On January 7-8, I attended the American Economic Association (AEA) meetings in Denver, Colorado. Usually around 10,000 economists attend this annual conference.
I substituted for Tyler Cowen, who was supposed to be one of the panelists for a session entitled, “What’s Wrong (and Right) with Economics? Implications of the Financial Crisis.” Cowen’s assigned topic was “Lessons for Libertarians.” (Tyler had a conflict and couldn’t make it.)
The other panelists were James Galbraith (son of John Kenneth Galbraith), Brad DeLong (Berkeley), and Scott Somner (Bentley University).
It was a packed audience, with maybe 300 economists and journalists in the room.
I focused on the need to replace the current macro model to incorporate Austrian economics. I said that libertarian economists consider the Keynesian and monetary models defective — Keynesian models being anti-saving and pro-deficit, and monetarists believing that the economy is “depression proof” as long as the money supply goes up (I noted that M2 rose 10% in 2008 but we still came close to a financial collapse).

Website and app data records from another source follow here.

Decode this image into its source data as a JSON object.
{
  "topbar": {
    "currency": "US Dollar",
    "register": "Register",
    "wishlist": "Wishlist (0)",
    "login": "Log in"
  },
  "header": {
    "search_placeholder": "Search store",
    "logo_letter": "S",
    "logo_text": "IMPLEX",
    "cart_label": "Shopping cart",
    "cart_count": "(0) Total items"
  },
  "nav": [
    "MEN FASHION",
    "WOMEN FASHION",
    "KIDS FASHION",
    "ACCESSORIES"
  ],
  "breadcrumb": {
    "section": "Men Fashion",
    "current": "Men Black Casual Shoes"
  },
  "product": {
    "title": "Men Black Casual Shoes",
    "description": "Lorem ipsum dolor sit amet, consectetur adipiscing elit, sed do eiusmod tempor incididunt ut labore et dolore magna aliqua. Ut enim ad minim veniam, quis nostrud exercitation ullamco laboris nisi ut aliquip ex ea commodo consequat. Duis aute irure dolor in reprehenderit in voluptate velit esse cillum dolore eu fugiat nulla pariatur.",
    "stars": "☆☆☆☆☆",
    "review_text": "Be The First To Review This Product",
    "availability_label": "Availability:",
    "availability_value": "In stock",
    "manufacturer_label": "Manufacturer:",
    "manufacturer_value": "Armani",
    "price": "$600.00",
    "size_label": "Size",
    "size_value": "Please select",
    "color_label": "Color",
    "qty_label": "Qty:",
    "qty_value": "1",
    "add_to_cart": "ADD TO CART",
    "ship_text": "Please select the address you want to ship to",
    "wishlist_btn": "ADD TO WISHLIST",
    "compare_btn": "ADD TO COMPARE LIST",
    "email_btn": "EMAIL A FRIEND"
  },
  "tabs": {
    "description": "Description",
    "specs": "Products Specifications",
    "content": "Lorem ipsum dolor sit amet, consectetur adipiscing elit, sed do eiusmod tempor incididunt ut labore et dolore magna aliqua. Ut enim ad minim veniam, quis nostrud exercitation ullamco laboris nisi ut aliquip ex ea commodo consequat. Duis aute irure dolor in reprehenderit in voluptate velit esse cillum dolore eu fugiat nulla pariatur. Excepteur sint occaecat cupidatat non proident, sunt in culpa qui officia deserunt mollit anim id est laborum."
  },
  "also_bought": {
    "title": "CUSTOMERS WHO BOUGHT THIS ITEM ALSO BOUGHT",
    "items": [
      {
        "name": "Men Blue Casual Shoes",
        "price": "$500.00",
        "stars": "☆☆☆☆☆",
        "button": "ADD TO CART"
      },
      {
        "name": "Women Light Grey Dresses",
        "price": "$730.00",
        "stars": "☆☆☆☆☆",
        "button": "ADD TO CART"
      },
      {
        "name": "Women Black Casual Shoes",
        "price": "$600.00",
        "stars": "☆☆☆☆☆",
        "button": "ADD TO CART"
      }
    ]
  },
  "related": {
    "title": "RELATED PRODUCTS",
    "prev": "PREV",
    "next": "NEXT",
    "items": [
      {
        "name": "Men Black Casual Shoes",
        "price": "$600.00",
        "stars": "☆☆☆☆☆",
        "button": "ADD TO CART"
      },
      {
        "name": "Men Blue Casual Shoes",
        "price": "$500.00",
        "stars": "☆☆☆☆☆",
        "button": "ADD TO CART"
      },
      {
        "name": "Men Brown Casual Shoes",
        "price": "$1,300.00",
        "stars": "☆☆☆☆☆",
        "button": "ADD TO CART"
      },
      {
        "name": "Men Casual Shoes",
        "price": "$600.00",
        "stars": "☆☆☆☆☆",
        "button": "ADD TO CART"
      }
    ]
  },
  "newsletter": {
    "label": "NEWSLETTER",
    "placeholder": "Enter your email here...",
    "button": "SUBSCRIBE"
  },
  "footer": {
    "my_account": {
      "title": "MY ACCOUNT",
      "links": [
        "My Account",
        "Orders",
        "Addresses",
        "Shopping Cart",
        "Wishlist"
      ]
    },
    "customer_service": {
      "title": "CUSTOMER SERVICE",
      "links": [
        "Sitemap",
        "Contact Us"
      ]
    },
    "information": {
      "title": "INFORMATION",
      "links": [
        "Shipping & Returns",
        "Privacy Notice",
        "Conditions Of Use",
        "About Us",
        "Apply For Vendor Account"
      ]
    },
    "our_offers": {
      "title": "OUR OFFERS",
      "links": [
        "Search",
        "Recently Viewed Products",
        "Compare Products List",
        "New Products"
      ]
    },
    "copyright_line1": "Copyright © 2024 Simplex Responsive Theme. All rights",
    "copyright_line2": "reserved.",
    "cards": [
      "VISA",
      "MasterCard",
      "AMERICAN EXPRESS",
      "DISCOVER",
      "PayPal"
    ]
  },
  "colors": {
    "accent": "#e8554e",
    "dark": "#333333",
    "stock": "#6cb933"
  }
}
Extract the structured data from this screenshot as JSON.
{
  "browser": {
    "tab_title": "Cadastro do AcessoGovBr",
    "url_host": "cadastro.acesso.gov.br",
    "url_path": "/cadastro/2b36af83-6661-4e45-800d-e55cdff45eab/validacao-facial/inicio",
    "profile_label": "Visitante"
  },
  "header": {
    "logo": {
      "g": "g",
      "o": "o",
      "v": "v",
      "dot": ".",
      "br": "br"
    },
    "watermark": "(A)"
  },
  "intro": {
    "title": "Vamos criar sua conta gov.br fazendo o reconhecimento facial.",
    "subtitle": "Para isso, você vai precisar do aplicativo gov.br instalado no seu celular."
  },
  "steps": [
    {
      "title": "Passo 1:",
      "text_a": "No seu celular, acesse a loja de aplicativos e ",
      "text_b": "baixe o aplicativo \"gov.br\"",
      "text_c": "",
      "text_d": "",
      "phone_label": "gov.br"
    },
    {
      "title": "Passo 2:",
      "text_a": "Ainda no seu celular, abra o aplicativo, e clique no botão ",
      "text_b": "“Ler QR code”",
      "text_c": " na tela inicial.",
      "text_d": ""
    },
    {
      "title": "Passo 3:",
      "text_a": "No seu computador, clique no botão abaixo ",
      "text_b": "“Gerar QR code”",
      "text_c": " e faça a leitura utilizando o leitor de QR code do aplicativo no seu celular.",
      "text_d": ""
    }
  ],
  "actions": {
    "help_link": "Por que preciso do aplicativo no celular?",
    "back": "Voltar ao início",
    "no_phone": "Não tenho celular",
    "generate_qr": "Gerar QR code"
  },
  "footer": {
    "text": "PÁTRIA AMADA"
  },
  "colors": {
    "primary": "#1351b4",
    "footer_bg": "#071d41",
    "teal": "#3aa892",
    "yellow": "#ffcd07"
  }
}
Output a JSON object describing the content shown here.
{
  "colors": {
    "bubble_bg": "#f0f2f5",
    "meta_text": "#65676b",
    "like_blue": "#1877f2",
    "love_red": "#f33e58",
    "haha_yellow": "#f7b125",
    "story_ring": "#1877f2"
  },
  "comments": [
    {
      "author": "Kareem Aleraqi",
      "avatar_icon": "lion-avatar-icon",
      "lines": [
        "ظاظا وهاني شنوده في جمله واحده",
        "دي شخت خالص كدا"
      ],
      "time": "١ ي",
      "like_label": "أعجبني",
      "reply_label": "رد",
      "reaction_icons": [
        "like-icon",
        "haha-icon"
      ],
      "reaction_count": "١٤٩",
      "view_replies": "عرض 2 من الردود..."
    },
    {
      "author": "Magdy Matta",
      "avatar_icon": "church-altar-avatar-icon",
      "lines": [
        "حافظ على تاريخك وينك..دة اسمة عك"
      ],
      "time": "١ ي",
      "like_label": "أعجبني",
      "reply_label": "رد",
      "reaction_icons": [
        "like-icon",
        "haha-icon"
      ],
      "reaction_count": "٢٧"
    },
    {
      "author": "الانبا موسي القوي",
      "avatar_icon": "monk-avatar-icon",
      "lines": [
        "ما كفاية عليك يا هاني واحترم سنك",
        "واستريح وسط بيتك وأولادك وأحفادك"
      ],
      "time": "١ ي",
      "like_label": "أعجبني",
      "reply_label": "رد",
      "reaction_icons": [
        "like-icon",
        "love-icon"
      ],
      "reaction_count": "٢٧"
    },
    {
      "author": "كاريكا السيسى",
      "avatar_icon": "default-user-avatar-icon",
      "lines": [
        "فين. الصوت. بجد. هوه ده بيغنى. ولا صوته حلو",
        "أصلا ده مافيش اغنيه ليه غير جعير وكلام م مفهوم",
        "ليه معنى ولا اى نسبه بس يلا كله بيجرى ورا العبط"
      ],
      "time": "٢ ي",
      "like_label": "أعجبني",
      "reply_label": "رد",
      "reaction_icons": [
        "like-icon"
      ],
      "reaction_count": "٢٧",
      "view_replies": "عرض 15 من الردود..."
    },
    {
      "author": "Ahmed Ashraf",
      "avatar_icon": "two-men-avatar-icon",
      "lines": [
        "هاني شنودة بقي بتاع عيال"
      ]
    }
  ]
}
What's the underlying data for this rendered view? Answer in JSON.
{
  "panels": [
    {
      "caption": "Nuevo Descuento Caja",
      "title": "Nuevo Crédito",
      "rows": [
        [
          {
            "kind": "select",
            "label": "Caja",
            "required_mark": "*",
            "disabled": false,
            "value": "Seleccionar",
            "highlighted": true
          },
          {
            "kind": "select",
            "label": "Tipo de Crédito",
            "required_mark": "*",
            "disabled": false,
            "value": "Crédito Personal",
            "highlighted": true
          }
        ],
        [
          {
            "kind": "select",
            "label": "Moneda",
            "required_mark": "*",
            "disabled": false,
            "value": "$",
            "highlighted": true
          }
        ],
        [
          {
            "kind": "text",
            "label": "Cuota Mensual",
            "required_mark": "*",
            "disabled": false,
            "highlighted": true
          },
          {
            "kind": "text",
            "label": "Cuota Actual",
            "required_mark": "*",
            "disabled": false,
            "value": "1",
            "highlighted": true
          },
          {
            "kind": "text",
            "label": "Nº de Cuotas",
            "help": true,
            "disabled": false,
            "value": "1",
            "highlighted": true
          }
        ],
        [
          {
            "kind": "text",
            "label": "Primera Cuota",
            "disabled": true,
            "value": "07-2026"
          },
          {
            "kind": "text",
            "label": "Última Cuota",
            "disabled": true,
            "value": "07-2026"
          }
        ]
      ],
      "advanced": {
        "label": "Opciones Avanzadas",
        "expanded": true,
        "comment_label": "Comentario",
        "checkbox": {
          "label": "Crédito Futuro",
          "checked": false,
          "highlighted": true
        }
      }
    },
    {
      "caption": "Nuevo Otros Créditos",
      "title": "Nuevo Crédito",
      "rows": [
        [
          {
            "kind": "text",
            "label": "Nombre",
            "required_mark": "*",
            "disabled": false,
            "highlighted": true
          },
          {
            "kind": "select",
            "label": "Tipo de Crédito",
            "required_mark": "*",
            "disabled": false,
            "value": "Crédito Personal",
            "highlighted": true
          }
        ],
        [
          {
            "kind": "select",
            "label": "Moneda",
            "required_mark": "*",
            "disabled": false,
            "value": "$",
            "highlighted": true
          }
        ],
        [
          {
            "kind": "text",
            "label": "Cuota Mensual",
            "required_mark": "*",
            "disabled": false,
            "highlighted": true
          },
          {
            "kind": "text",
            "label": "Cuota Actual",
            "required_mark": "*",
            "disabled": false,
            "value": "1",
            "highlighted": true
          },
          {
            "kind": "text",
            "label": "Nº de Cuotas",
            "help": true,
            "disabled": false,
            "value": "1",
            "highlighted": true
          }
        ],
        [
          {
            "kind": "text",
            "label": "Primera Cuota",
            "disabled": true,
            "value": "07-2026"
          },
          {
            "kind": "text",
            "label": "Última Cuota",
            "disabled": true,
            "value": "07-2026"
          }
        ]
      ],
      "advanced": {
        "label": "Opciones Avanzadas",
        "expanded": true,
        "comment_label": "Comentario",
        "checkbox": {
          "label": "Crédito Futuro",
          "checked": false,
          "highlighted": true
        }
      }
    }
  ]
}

I made two major points:
1. “There’s no free lunch in fiscal or monetary policy — deficit spending and inflation have unintended consequences.”
2. “Bad government drives out good business.” The feds encouraged irresponsible banking practice (bad real estate lending policies) that led to the financial crisis and real estate bust in 2008.
Finally, I encouraged students, economists and textbook writers to study the Austrian school of Mises & Hayek, the Austrian theory of the business cycle, etc.
I also stressed that we could learn a great deal by studying the policies of foreign countries, such as Canada and Australia, which didn’t suffer from a financial collapse like we did. The host, John Quiggin, an economist from Australia, appreciated this, and he spoke about the better-run Australian banking system.
I noticed that Cato and the Liberty Fund were exhibitors at the AEA meeting, and they said they got a lot of good response. Also, at the end of my talk, I mentioned my book “The Making of Modern Economics,” and after the session a bunch of people went to the ME Sharpe Publishers booth and the book sold out quickly.
This enthusiasm for libertarian economics suggests to me that the Austrians are missing a great opportunity to introduce Austrian economics to faculty, students and journalists from around the world hungry for an alternative to establishment economics and textbooks. Marxists are always at the AEA meetings in large numbers and URPE (the Marxist organization) hosts a lot of sessions. But virtually no Austrian economists were there giving a paper, or attending. Pity.
The next morning was a session on “Popular Economics” with Robert Shiller (Yale professor and author of “Irrational Exuberance”), Robert H. Frank (NYTimes columnist), Steve Levitt (Chicago economist and author of “Freakonomics”), and Diane Coyle (UK economist). During the Q&A, I asked whether the panel and the econ profession were willing to take some responsibility for the irresponsible debt crises facing the US and other countries (because for decades they’ve been teaching students the Keynesian theory that deficits don’t matter or are beneficial)….and none would!
In fact, Steve Levitt said, “Economists have little or no influence on public policy.” That was pretty astonishing considering the influence the Chicago school has had on public policy. I felt like yelling out, “What about the Chicago boys in Chile?” I wrote an entire book, “EconoPower” about the positive influence economists have had on public policy (auctions, retirement, investments, etc.).
In liberty, AEIOU,